The Mormon cricket population in the West is cyclical, regulated by weather, predators, and disease. High population levels result in economic damage and require chemical control. According to Dr. Donald Roberts, USU Insect Pathologist (retired), the cricket population has reached outbreak levels for the past 15 years. The latest peak was in 2004 where 3 million acres were infested in Utah alone. Control is best achieved via broad-spectrum pesticides such as carbaryl; however, their non-selective nature leads to collateral damage.

Roberts and his research group have been looking at using fungi pathogenic to the Mormon cricket. From field collections across several western states, they found that Beauveria bassiana and Metarhizium anisopliae var. anisopliae are the most common native fungal pathogens. Isolates of each species were compared for virulence, and the group found a high-heat and UV-tolerant isolate of M. a. var anisopliae for use in future outdoor field tests. Roberts says that this isolate, and a few others, “show promise for Mormon cricket suppression.”

Tamarisk (Salt Cedar)

  Tamarisk leaf beetles are voracious feeders and offer hope to reclaiming invaded riparian areas.

Tamarisk is a non-native invasive plant that now covers more than 2 million acres of riparian land. It increases soil salinity, displaces native plants, and lowers the water table. According to the Nature Conservancy, each mature plant “mines” nearly 200 gallons of water per day from the water table, amounting to a loss of 2 to 4.5 million acre-feet of water per year. It is also highly flammable, posing a fire hazard in public sites. Control of the extensive invasion of saltcedar by cutting or by herbicide is ineffective and impractical.

The tamarisk leaf beetle, Diorhabda elongata, native to central Asia where saltcedar also originates, was considered a viable biocontrol option. Adults and larvae of the tamarisk beetle feed on the foliage, resulting in reduced photosynthesis and poor plant vigor. In 2001, after 20 years of research by USDA-Agriculture Research Service (ARS), the beetle was released in Utah (in collaboration with USDA-APHIS and BLM) and several other western states. Three years later, a Utah program was enacted allowing beetle collection from Delta for release on state and private lands. As a result, beetles are now successfully established on thousands of riparian acres.

Worries that the beetle will kill native vegetation are unfounded. USDA-ARS scientists found that although larvae did feed on plants in the genus Frankenia (seaheath), they preferred feeding and egg-laying on tamarisk.

Because the beetles feed only on the foliage, plants are not killed immediately.

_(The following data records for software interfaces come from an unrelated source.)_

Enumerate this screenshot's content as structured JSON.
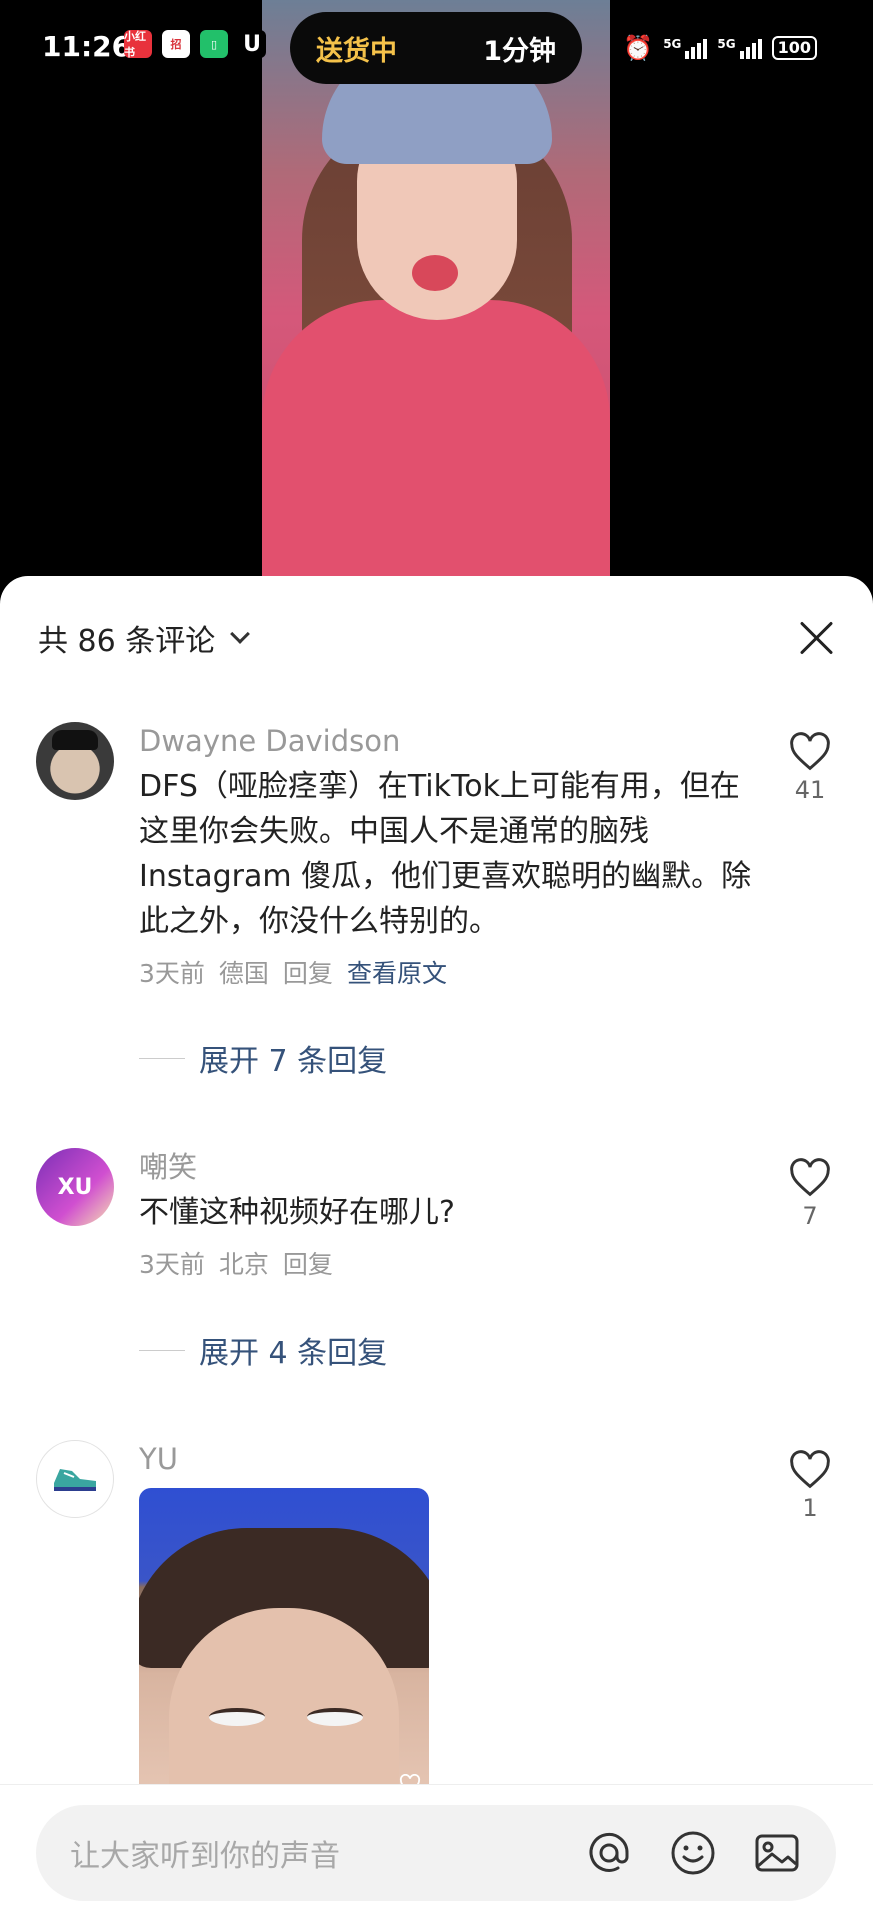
{
  "status_bar": {
    "time": "11:26",
    "notif_icons": [
      {
        "name": "xiaohongshu-app-icon",
        "label": "小红书",
        "color": "#e8323c"
      },
      {
        "name": "cmb-bank-app-icon",
        "label": "招",
        "color": "#d8323a"
      },
      {
        "name": "green-app-icon",
        "label": "",
        "color": "#22c06a"
      },
      {
        "name": "magnet-app-icon",
        "label": "",
        "color": "#000000"
      }
    ],
    "delivery_status": "送货中",
    "delivery_eta": "1分钟",
    "signal_label_1": "5G",
    "signal_label_2": "5G",
    "battery": "100"
  },
  "comments_header": {
    "title": "共 86 条评论"
  },
  "comments": [
    {
      "username": "Dwayne Davidson",
      "text": "DFS（哑脸痉挛）在TikTok上可能有用，但在这里你会失败。中国人不是通常的脑残 Instagram 傻瓜，他们更喜欢聪明的幽默。除此之外，你没什么特别的。",
      "time": "3天前",
      "location": "德国",
      "reply_label": "回复",
      "translate_label": "查看原文",
      "likes": "41",
      "expand_label": "展开 7 条回复"
    },
    {
      "username": "嘲笑",
      "avatar_text": "XU",
      "text": "不懂这种视频好在哪儿?",
      "time": "3天前",
      "location": "北京",
      "reply_label": "回复",
      "likes": "7",
      "expand_label": "展开 4 条回复"
    },
    {
      "username": "YU",
      "likes": "1"
    }
  ],
  "input": {
    "placeholder": "让大家听到你的声音"
  }
}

Observations in Delta show that repeated defoliation by the larvae can result in plant death in three to five years. As the tamarisk population declines, so will the beetle population.


Three species of knapweed—squarrose, diffuse, and spotted—are all considered noxious weeds in Utah, and have destroyed millions of acres of rangeland. They are Mediterranean natives, and spread through much of the west by seed dispersal on migrating cattle and sheep and on vehicle tires. Removal by mechanical means is difficult; roots can reach as deep as 5 feet. They also produce allelopathic toxins from all plant parts, inhibiting germination of native vegetation.

At least eight insect species have been released in Utah in the past several decades for biological control of knapweeds and several are widely established, including Larinus weevils, Urophora gall flies, and a root-boring beetle, Sphenoptera jugoslavica. A majority of these insects feed on the flower heads, and most of the remaining feed on roots and stems. None of these insects kill plants outright, but in conjunction, they have been shown to significantly reduce density and vigor of plants. Studies have shown that gall flies plus weevils caused a 50% reduction in seed production in Montana, and a 92% reduction in British Columbia. It is estimated that a over a period of 5-15 years, knapweed populations in Utah should start to noticeably diminish.

-Marion Murray, IPM Project Leader